_WORK INSTRUCTION_
Retype the records word for word. Skip every image.

_DATA FOR PROCESSING_
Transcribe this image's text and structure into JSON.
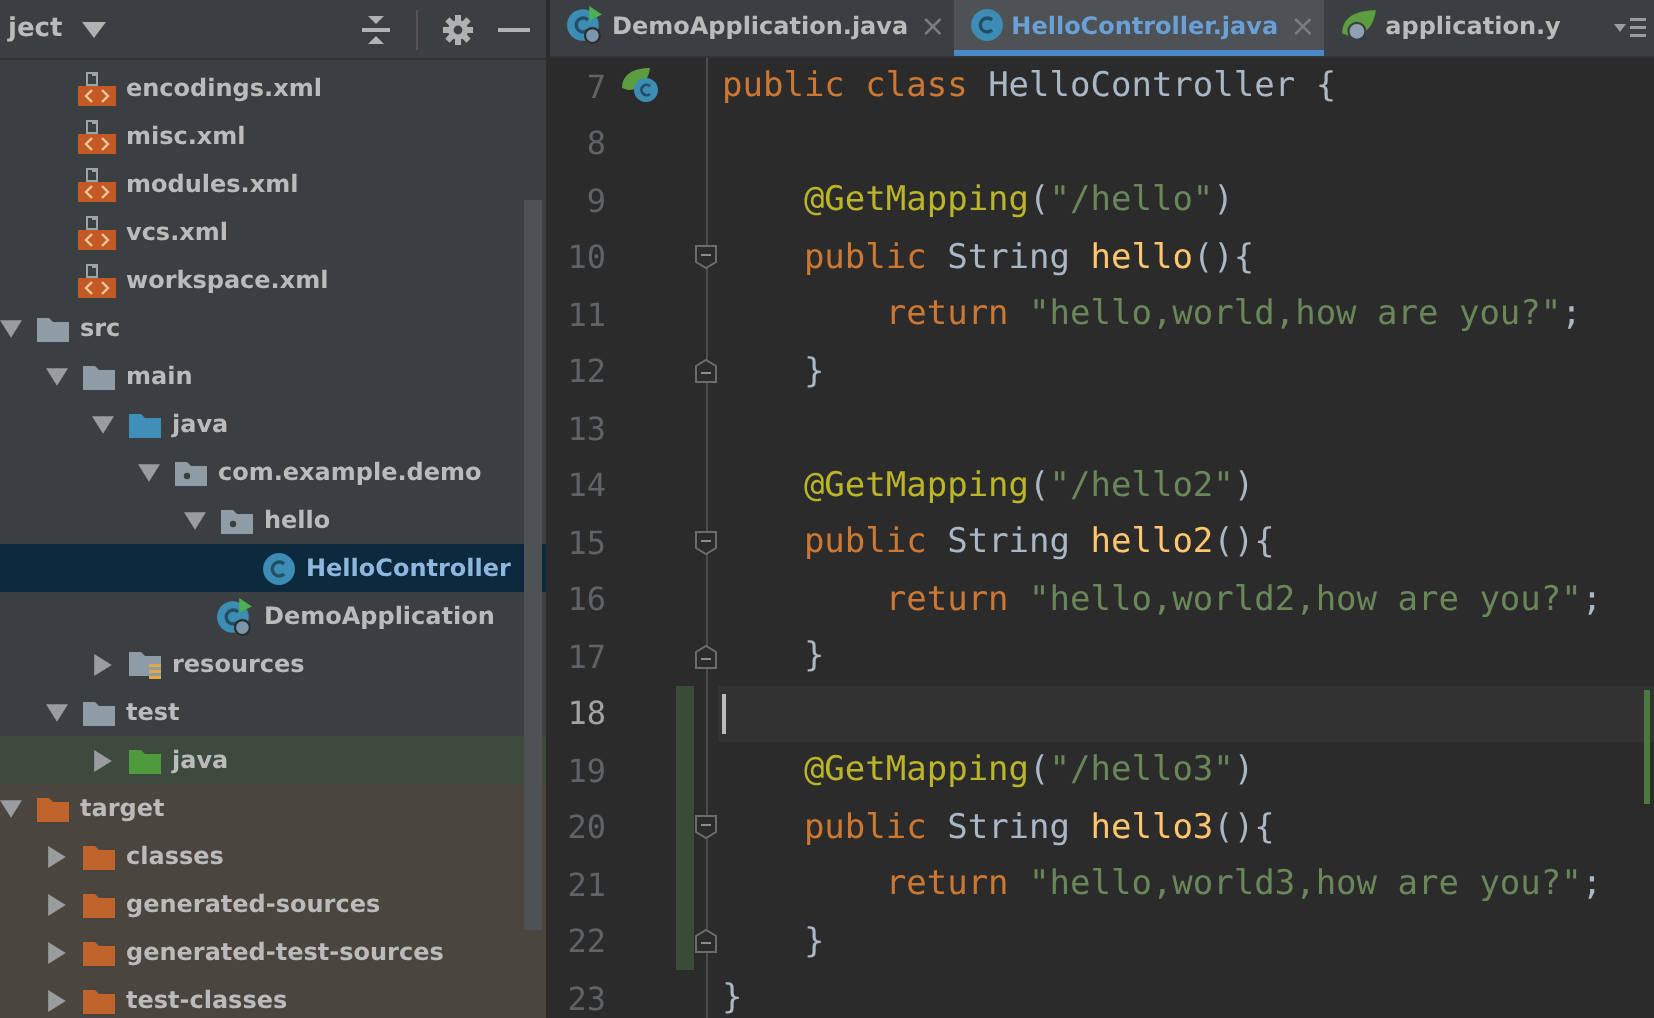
{
  "project_panel": {
    "title": "ject",
    "xml_files": [
      {
        "name": "encodings.xml"
      },
      {
        "name": "misc.xml"
      },
      {
        "name": "modules.xml"
      },
      {
        "name": "vcs.xml"
      },
      {
        "name": "workspace.xml"
      }
    ],
    "tree": [
      {
        "name": "src",
        "kind": "folder",
        "expanded": true,
        "children": [
          {
            "name": "main",
            "kind": "folder",
            "expanded": true,
            "children": [
              {
                "name": "java",
                "kind": "source_root",
                "expanded": true,
                "children": [
                  {
                    "name": "com.example.demo",
                    "kind": "package",
                    "expanded": true,
                    "children": [
                      {
                        "name": "hello",
                        "kind": "package",
                        "expanded": true,
                        "children": [
                          {
                            "name": "HelloController",
                            "kind": "class",
                            "selected": true
                          }
                        ]
                      },
                      {
                        "name": "DemoApplication",
                        "kind": "spring_app",
                        "selected": false
                      }
                    ]
                  }
                ]
              },
              {
                "name": "resources",
                "kind": "resources_root",
                "expanded": false
              }
            ]
          },
          {
            "name": "test",
            "kind": "folder",
            "expanded": true,
            "children": [
              {
                "name": "java",
                "kind": "test_root",
                "expanded": false
              }
            ]
          }
        ]
      },
      {
        "name": "target",
        "kind": "excluded",
        "expanded": true,
        "children": [
          {
            "name": "classes",
            "kind": "excluded",
            "expanded": false
          },
          {
            "name": "generated-sources",
            "kind": "excluded",
            "expanded": false
          },
          {
            "name": "generated-test-sources",
            "kind": "excluded",
            "expanded": false
          },
          {
            "name": "test-classes",
            "kind": "excluded",
            "expanded": false
          }
        ]
      }
    ]
  },
  "tabs": [
    {
      "label": "DemoApplication.java",
      "kind": "spring_app",
      "selected": false,
      "close": "×"
    },
    {
      "label": "HelloController.java",
      "kind": "class",
      "selected": true,
      "close": "×"
    },
    {
      "label": "application.y",
      "kind": "spring_config",
      "selected": false
    }
  ],
  "editor": {
    "lines": [
      {
        "number": "7",
        "kind": "bean",
        "current": false,
        "changed": false,
        "tokens": [
          {
            "kind": "keyword",
            "text": "public class "
          },
          {
            "kind": "plain",
            "text": "HelloController {"
          }
        ]
      },
      {
        "number": "8",
        "kind": "plain",
        "current": false,
        "changed": false
      },
      {
        "number": "9",
        "kind": "plain",
        "current": false,
        "changed": false,
        "tokens": [
          {
            "kind": "annotation",
            "text": "    @GetMapping"
          },
          {
            "kind": "plain",
            "text": "("
          },
          {
            "kind": "string",
            "text": "\"/hello\""
          },
          {
            "kind": "plain",
            "text": ")"
          }
        ]
      },
      {
        "number": "10",
        "kind": "opener",
        "current": false,
        "changed": false,
        "tokens": [
          {
            "kind": "keyword",
            "text": "    public "
          },
          {
            "kind": "plain",
            "text": "String "
          },
          {
            "kind": "method",
            "text": "hello"
          },
          {
            "kind": "plain",
            "text": "(){"
          }
        ]
      },
      {
        "number": "11",
        "kind": "plain",
        "current": false,
        "changed": false,
        "tokens": [
          {
            "kind": "keyword",
            "text": "        return "
          },
          {
            "kind": "string",
            "text": "\"hello,world,how are you?\""
          },
          {
            "kind": "plain",
            "text": ";"
          }
        ]
      },
      {
        "number": "12",
        "kind": "closer",
        "current": false,
        "changed": false,
        "tokens": [
          {
            "kind": "plain",
            "text": "    }"
          }
        ]
      },
      {
        "number": "13",
        "kind": "plain",
        "current": false,
        "changed": false
      },
      {
        "number": "14",
        "kind": "plain",
        "current": false,
        "changed": false,
        "tokens": [
          {
            "kind": "annotation",
            "text": "    @GetMapping"
          },
          {
            "kind": "plain",
            "text": "("
          },
          {
            "kind": "string",
            "text": "\"/hello2\""
          },
          {
            "kind": "plain",
            "text": ")"
          }
        ]
      },
      {
        "number": "15",
        "kind": "opener",
        "current": false,
        "changed": false,
        "tokens": [
          {
            "kind": "keyword",
            "text": "    public "
          },
          {
            "kind": "plain",
            "text": "String "
          },
          {
            "kind": "method",
            "text": "hello2"
          },
          {
            "kind": "plain",
            "text": "(){"
          }
        ]
      },
      {
        "number": "16",
        "kind": "plain",
        "current": false,
        "changed": false,
        "tokens": [
          {
            "kind": "keyword",
            "text": "        return "
          },
          {
            "kind": "string",
            "text": "\"hello,world2,how are you?\""
          },
          {
            "kind": "plain",
            "text": ";"
          }
        ]
      },
      {
        "number": "17",
        "kind": "closer",
        "current": false,
        "changed": false,
        "tokens": [
          {
            "kind": "plain",
            "text": "    }"
          }
        ]
      },
      {
        "number": "18",
        "kind": "plain",
        "current": true,
        "changed": true
      },
      {
        "number": "19",
        "kind": "plain",
        "current": false,
        "changed": true,
        "tokens": [
          {
            "kind": "annotation",
            "text": "    @GetMapping"
          },
          {
            "kind": "plain",
            "text": "("
          },
          {
            "kind": "string",
            "text": "\"/hello3\""
          },
          {
            "kind": "plain",
            "text": ")"
          }
        ]
      },
      {
        "number": "20",
        "kind": "opener",
        "current": false,
        "changed": true,
        "tokens": [
          {
            "kind": "keyword",
            "text": "    public "
          },
          {
            "kind": "plain",
            "text": "String "
          },
          {
            "kind": "method",
            "text": "hello3"
          },
          {
            "kind": "plain",
            "text": "(){"
          }
        ]
      },
      {
        "number": "21",
        "kind": "plain",
        "current": false,
        "changed": true,
        "tokens": [
          {
            "kind": "keyword",
            "text": "        return "
          },
          {
            "kind": "string",
            "text": "\"hello,world3,how are you?\""
          },
          {
            "kind": "plain",
            "text": ";"
          }
        ]
      },
      {
        "number": "22",
        "kind": "closer",
        "current": false,
        "changed": true,
        "tokens": [
          {
            "kind": "plain",
            "text": "    }"
          }
        ]
      },
      {
        "number": "23",
        "kind": "plain",
        "current": false,
        "changed": false,
        "tokens": [
          {
            "kind": "plain",
            "text": "}"
          }
        ]
      }
    ]
  }
}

_WORKED SOLUTION_
Transcribe this image's text and structure into JSON.
{
  "project_panel": {
    "title": "ject",
    "xml_files": [
      {
        "name": "encodings.xml"
      },
      {
        "name": "misc.xml"
      },
      {
        "name": "modules.xml"
      },
      {
        "name": "vcs.xml"
      },
      {
        "name": "workspace.xml"
      }
    ],
    "tree": [
      {
        "name": "src",
        "kind": "folder",
        "expanded": true,
        "children": [
          {
            "name": "main",
            "kind": "folder",
            "expanded": true,
            "children": [
              {
                "name": "java",
                "kind": "source_root",
                "expanded": true,
                "children": [
                  {
                    "name": "com.example.demo",
                    "kind": "package",
                    "expanded": true,
                    "children": [
                      {
                        "name": "hello",
                        "kind": "package",
                        "expanded": true,
                        "children": [
                          {
                            "name": "HelloController",
                            "kind": "class",
                            "selected": true
                          }
                        ]
                      },
                      {
                        "name": "DemoApplication",
                        "kind": "spring_app",
                        "selected": false
                      }
                    ]
                  }
                ]
              },
              {
                "name": "resources",
                "kind": "resources_root",
                "expanded": false
              }
            ]
          },
          {
            "name": "test",
            "kind": "folder",
            "expanded": true,
            "children": [
              {
                "name": "java",
                "kind": "test_root",
                "expanded": false
              }
            ]
          }
        ]
      },
      {
        "name": "target",
        "kind": "excluded",
        "expanded": true,
        "children": [
          {
            "name": "classes",
            "kind": "excluded",
            "expanded": false
          },
          {
            "name": "generated-sources",
            "kind": "excluded",
            "expanded": false
          },
          {
            "name": "generated-test-sources",
            "kind": "excluded",
            "expanded": false
          },
          {
            "name": "test-classes",
            "kind": "excluded",
            "expanded": false
          }
        ]
      }
    ]
  },
  "tabs": [
    {
      "label": "DemoApplication.java",
      "kind": "spring_app",
      "selected": false,
      "close": "×"
    },
    {
      "label": "HelloController.java",
      "kind": "class",
      "selected": true,
      "close": "×"
    },
    {
      "label": "application.y",
      "kind": "spring_config",
      "selected": false
    }
  ],
  "editor": {
    "lines": [
      {
        "number": "7",
        "kind": "bean",
        "current": false,
        "changed": false,
        "tokens": [
          {
            "kind": "keyword",
            "text": "public class "
          },
          {
            "kind": "plain",
            "text": "HelloController {"
          }
        ]
      },
      {
        "number": "8",
        "kind": "plain",
        "current": false,
        "changed": false
      },
      {
        "number": "9",
        "kind": "plain",
        "current": false,
        "changed": false,
        "tokens": [
          {
            "kind": "annotation",
            "text": "    @GetMapping"
          },
          {
            "kind": "plain",
            "text": "("
          },
          {
            "kind": "string",
            "text": "\"/hello\""
          },
          {
            "kind": "plain",
            "text": ")"
          }
        ]
      },
      {
        "number": "10",
        "kind": "opener",
        "current": false,
        "changed": false,
        "tokens": [
          {
            "kind": "keyword",
            "text": "    public "
          },
          {
            "kind": "plain",
            "text": "String "
          },
          {
            "kind": "method",
            "text": "hello"
          },
          {
            "kind": "plain",
            "text": "(){"
          }
        ]
      },
      {
        "number": "11",
        "kind": "plain",
        "current": false,
        "changed": false,
        "tokens": [
          {
            "kind": "keyword",
            "text": "        return "
          },
          {
            "kind": "string",
            "text": "\"hello,world,how are you?\""
          },
          {
            "kind": "plain",
            "text": ";"
          }
        ]
      },
      {
        "number": "12",
        "kind": "closer",
        "current": false,
        "changed": false,
        "tokens": [
          {
            "kind": "plain",
            "text": "    }"
          }
        ]
      },
      {
        "number": "13",
        "kind": "plain",
        "current": false,
        "changed": false
      },
      {
        "number": "14",
        "kind": "plain",
        "current": false,
        "changed": false,
        "tokens": [
          {
            "kind": "annotation",
            "text": "    @GetMapping"
          },
          {
            "kind": "plain",
            "text": "("
          },
          {
            "kind": "string",
            "text": "\"/hello2\""
          },
          {
            "kind": "plain",
            "text": ")"
          }
        ]
      },
      {
        "number": "15",
        "kind": "opener",
        "current": false,
        "changed": false,
        "tokens": [
          {
            "kind": "keyword",
            "text": "    public "
          },
          {
            "kind": "plain",
            "text": "String "
          },
          {
            "kind": "method",
            "text": "hello2"
          },
          {
            "kind": "plain",
            "text": "(){"
          }
        ]
      },
      {
        "number": "16",
        "kind": "plain",
        "current": false,
        "changed": false,
        "tokens": [
          {
            "kind": "keyword",
            "text": "        return "
          },
          {
            "kind": "string",
            "text": "\"hello,world2,how are you?\""
          },
          {
            "kind": "plain",
            "text": ";"
          }
        ]
      },
      {
        "number": "17",
        "kind": "closer",
        "current": false,
        "changed": false,
        "tokens": [
          {
            "kind": "plain",
            "text": "    }"
          }
        ]
      },
      {
        "number": "18",
        "kind": "plain",
        "current": true,
        "changed": true
      },
      {
        "number": "19",
        "kind": "plain",
        "current": false,
        "changed": true,
        "tokens": [
          {
            "kind": "annotation",
            "text": "    @GetMapping"
          },
          {
            "kind": "plain",
            "text": "("
          },
          {
            "kind": "string",
            "text": "\"/hello3\""
          },
          {
            "kind": "plain",
            "text": ")"
          }
        ]
      },
      {
        "number": "20",
        "kind": "opener",
        "current": false,
        "changed": true,
        "tokens": [
          {
            "kind": "keyword",
            "text": "    public "
          },
          {
            "kind": "plain",
            "text": "String "
          },
          {
            "kind": "method",
            "text": "hello3"
          },
          {
            "kind": "plain",
            "text": "(){"
          }
        ]
      },
      {
        "number": "21",
        "kind": "plain",
        "current": false,
        "changed": true,
        "tokens": [
          {
            "kind": "keyword",
            "text": "        return "
          },
          {
            "kind": "string",
            "text": "\"hello,world3,how are you?\""
          },
          {
            "kind": "plain",
            "text": ";"
          }
        ]
      },
      {
        "number": "22",
        "kind": "closer",
        "current": false,
        "changed": true,
        "tokens": [
          {
            "kind": "plain",
            "text": "    }"
          }
        ]
      },
      {
        "number": "23",
        "kind": "plain",
        "current": false,
        "changed": false,
        "tokens": [
          {
            "kind": "plain",
            "text": "}"
          }
        ]
      }
    ]
  }
}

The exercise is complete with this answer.